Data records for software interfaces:

______

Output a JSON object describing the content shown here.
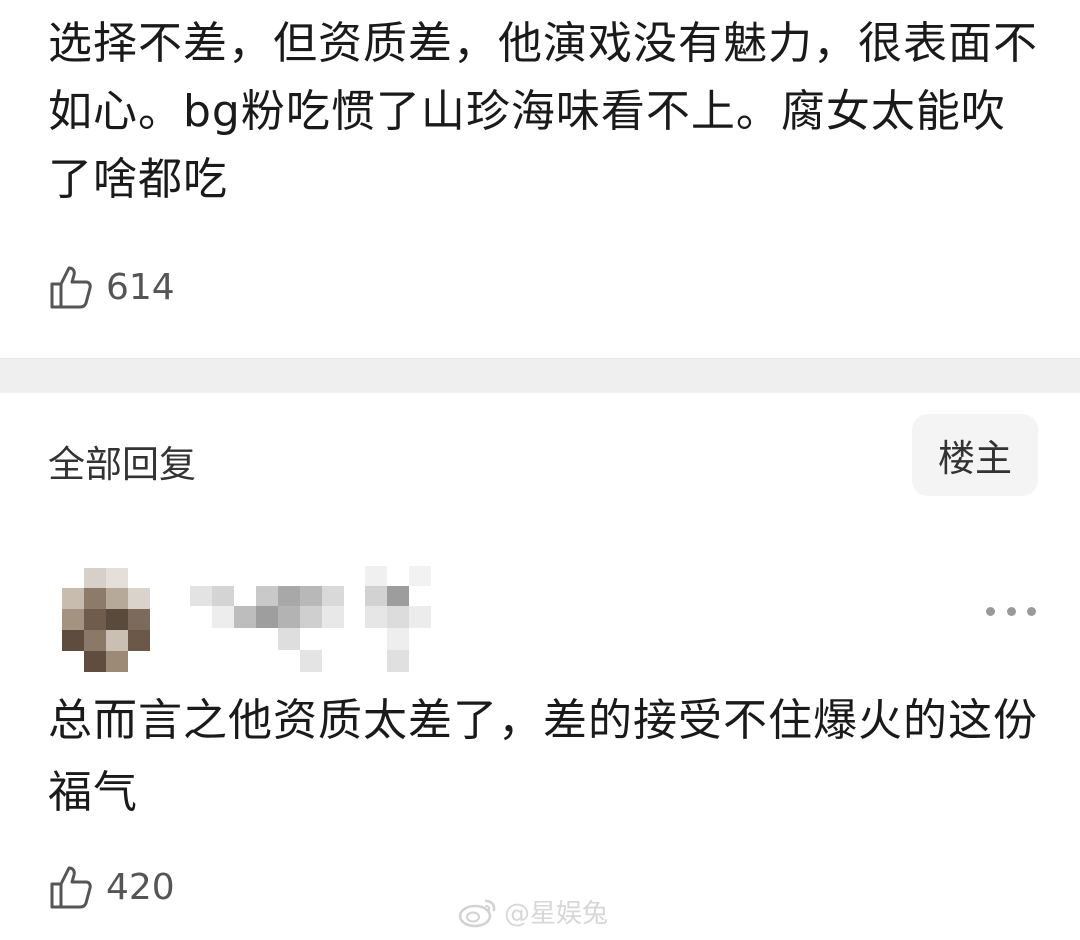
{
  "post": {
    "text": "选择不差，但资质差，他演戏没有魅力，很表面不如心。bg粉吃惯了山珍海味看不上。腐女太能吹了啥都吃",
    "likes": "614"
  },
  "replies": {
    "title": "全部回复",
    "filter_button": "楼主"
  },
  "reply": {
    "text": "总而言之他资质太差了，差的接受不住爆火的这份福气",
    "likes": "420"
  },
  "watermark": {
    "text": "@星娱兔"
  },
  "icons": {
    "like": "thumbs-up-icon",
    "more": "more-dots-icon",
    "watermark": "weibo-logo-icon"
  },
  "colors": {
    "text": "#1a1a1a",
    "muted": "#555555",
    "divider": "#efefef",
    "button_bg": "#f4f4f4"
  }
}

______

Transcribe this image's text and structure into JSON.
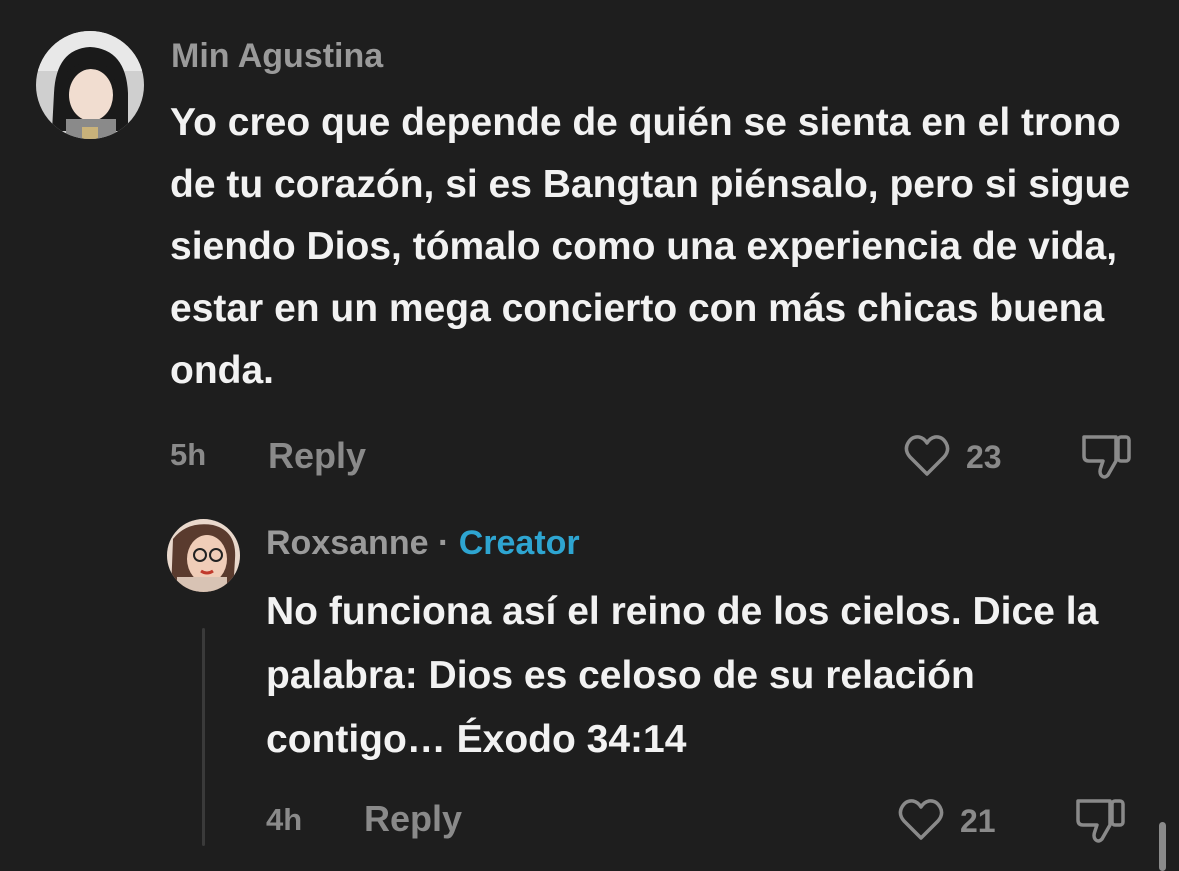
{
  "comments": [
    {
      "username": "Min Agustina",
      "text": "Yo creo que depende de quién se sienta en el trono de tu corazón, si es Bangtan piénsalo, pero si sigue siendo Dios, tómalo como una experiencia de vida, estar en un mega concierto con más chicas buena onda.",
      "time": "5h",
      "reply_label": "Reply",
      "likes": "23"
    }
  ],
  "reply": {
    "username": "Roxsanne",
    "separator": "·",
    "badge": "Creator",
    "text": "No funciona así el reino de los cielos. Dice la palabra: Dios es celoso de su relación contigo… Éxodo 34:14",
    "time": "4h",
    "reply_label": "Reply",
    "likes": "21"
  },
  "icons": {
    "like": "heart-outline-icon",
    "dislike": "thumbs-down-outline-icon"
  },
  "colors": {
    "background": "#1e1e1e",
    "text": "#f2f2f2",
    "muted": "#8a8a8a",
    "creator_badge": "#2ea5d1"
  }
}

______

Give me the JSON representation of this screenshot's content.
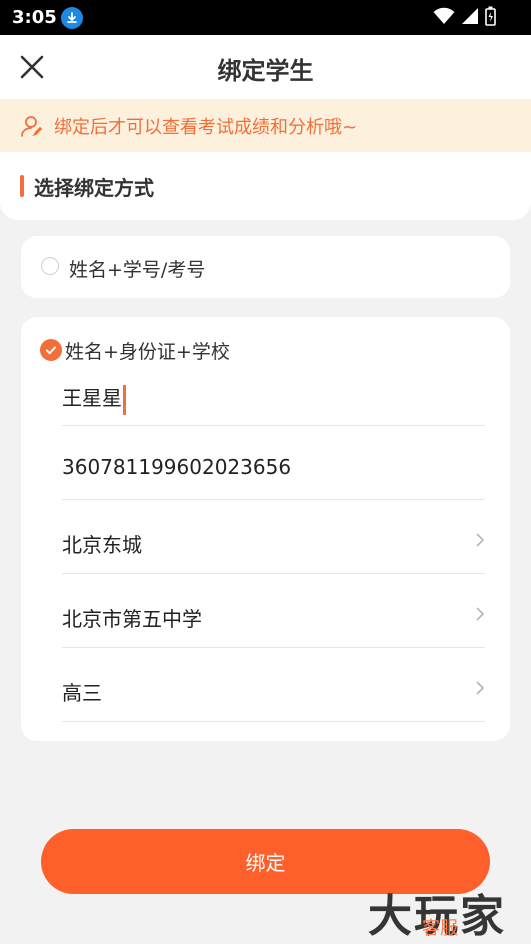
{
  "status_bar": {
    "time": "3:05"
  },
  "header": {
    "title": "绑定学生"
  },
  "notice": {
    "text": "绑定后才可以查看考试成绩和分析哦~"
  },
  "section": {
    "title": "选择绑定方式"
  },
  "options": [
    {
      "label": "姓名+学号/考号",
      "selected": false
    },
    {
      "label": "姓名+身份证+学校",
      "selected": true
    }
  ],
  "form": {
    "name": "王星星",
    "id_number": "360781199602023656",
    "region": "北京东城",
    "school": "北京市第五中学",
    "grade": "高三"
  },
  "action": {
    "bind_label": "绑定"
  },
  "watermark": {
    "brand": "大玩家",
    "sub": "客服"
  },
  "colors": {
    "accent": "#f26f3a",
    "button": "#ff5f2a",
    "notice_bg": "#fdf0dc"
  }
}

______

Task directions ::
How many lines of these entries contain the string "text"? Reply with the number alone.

Finished exercise ::
9